Problem to solve: Copy every line that holds the string "title" from the data below.

Collected data entries:
[Start of Attachment]

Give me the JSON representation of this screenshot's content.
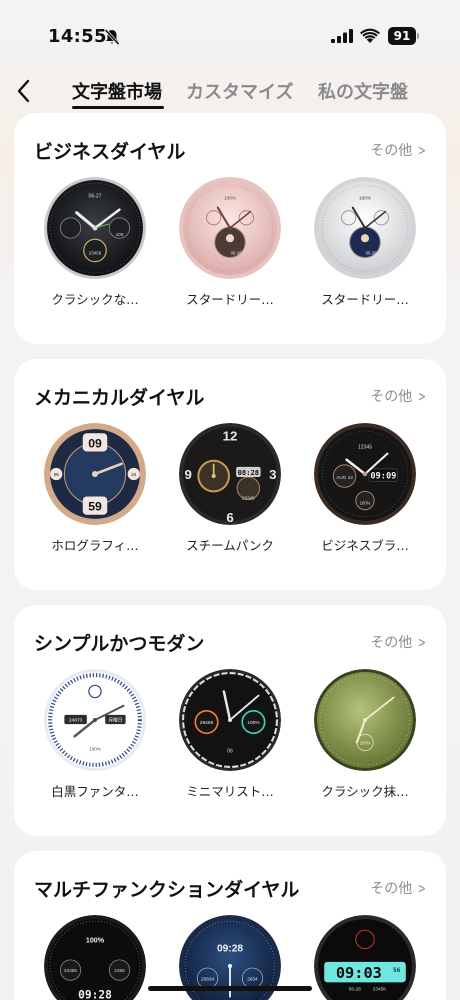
{
  "status": {
    "time": "14:55",
    "battery": "91"
  },
  "nav": {
    "tabs": [
      "文字盤市場",
      "カスタマイズ",
      "私の文字盤"
    ]
  },
  "sections": [
    {
      "title": "ビジネスダイヤル",
      "more": "その他",
      "items": [
        {
          "label": "クラシックな…",
          "dial_texts": [
            "06-27",
            "100",
            "23456"
          ]
        },
        {
          "label": "スタードリー…",
          "dial_texts": [
            "100%",
            "05-26"
          ]
        },
        {
          "label": "スタードリー…",
          "dial_texts": [
            "100%",
            "05-26"
          ]
        }
      ]
    },
    {
      "title": "メカニカルダイヤル",
      "more": "その他",
      "items": [
        {
          "label": "ホログラフィ…",
          "dial_texts": [
            "09",
            "59",
            "06",
            "24"
          ]
        },
        {
          "label": "スチームパンク",
          "dial_texts": [
            "12",
            "3",
            "6",
            "9",
            "08:28",
            "22345"
          ]
        },
        {
          "label": "ビジネスブラ…",
          "dial_texts": [
            "12345",
            "AUG 22",
            "09:09",
            "100%"
          ]
        }
      ]
    },
    {
      "title": "シンプルかつモダン",
      "more": "その他",
      "items": [
        {
          "label": "白黒ファンタ…",
          "dial_texts": [
            "24873",
            "月曜日",
            "100%"
          ]
        },
        {
          "label": "ミニマリスト…",
          "dial_texts": [
            "29456",
            "100%",
            "06"
          ]
        },
        {
          "label": "クラシック抹…",
          "dial_texts": [
            "100%"
          ]
        }
      ]
    },
    {
      "title": "マルチファンクションダイヤル",
      "more": "その他",
      "items": [
        {
          "label": "",
          "dial_texts": [
            "100%",
            "23455",
            "2355",
            "09:28"
          ]
        },
        {
          "label": "",
          "dial_texts": [
            "09:28",
            "25634",
            "2634"
          ]
        },
        {
          "label": "",
          "dial_texts": [
            "09:03",
            "56",
            "05-28",
            "23458"
          ]
        }
      ]
    }
  ],
  "colors": {
    "accent": "#111111",
    "muted": "#8e8e93",
    "card": "#ffffff"
  }
}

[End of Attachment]

Solution to this exercise:
      "title": "ビジネスダイヤル",
      "title": "メカニカルダイヤル",
      "title": "シンプルかつモダン",
      "title": "マルチファンクションダイヤル",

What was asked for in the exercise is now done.